§ **Aim of the task**
Each line of the data that includes "label" must be copied.
════════════════
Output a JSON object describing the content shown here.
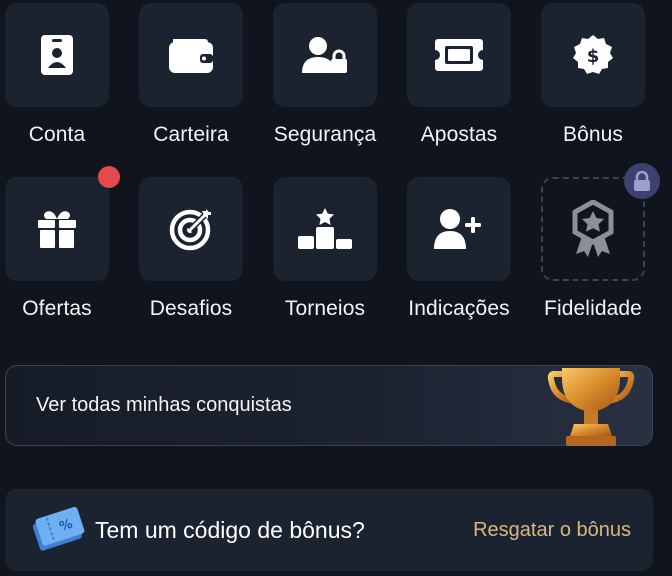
{
  "tiles_row1": [
    {
      "label": "Conta",
      "icon": "id-card-icon"
    },
    {
      "label": "Carteira",
      "icon": "wallet-icon"
    },
    {
      "label": "Segurança",
      "icon": "user-lock-icon"
    },
    {
      "label": "Apostas",
      "icon": "ticket-icon"
    },
    {
      "label": "Bônus",
      "icon": "dollar-badge-icon"
    }
  ],
  "tiles_row2": [
    {
      "label": "Ofertas",
      "icon": "gift-icon",
      "notification_dot": true
    },
    {
      "label": "Desafios",
      "icon": "target-icon"
    },
    {
      "label": "Torneios",
      "icon": "podium-icon"
    },
    {
      "label": "Indicações",
      "icon": "user-plus-icon"
    },
    {
      "label": "Fidelidade",
      "icon": "medal-star-icon",
      "locked": true
    }
  ],
  "achievements": {
    "label": "Ver todas minhas conquistas",
    "icon": "trophy-icon"
  },
  "bonus_code": {
    "question": "Tem um código de bônus?",
    "action": "Resgatar o bônus",
    "icon": "coupon-ticket-icon"
  },
  "colors": {
    "background": "#0f141d",
    "tile": "#1b2230",
    "notification": "#e5484d",
    "lock_badge": "#3b4170",
    "accent_gold": "#d8b77c"
  }
}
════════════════
§ **Response**
      "label": "Conta",
      "label": "Carteira",
      "label": "Segurança",
      "label": "Apostas",
      "label": "Bônus",
      "label": "Ofertas",
      "label": "Desafios",
      "label": "Torneios",
      "label": "Indicações",
      "label": "Fidelidade",
    "label": "Ver todas minhas conquistas",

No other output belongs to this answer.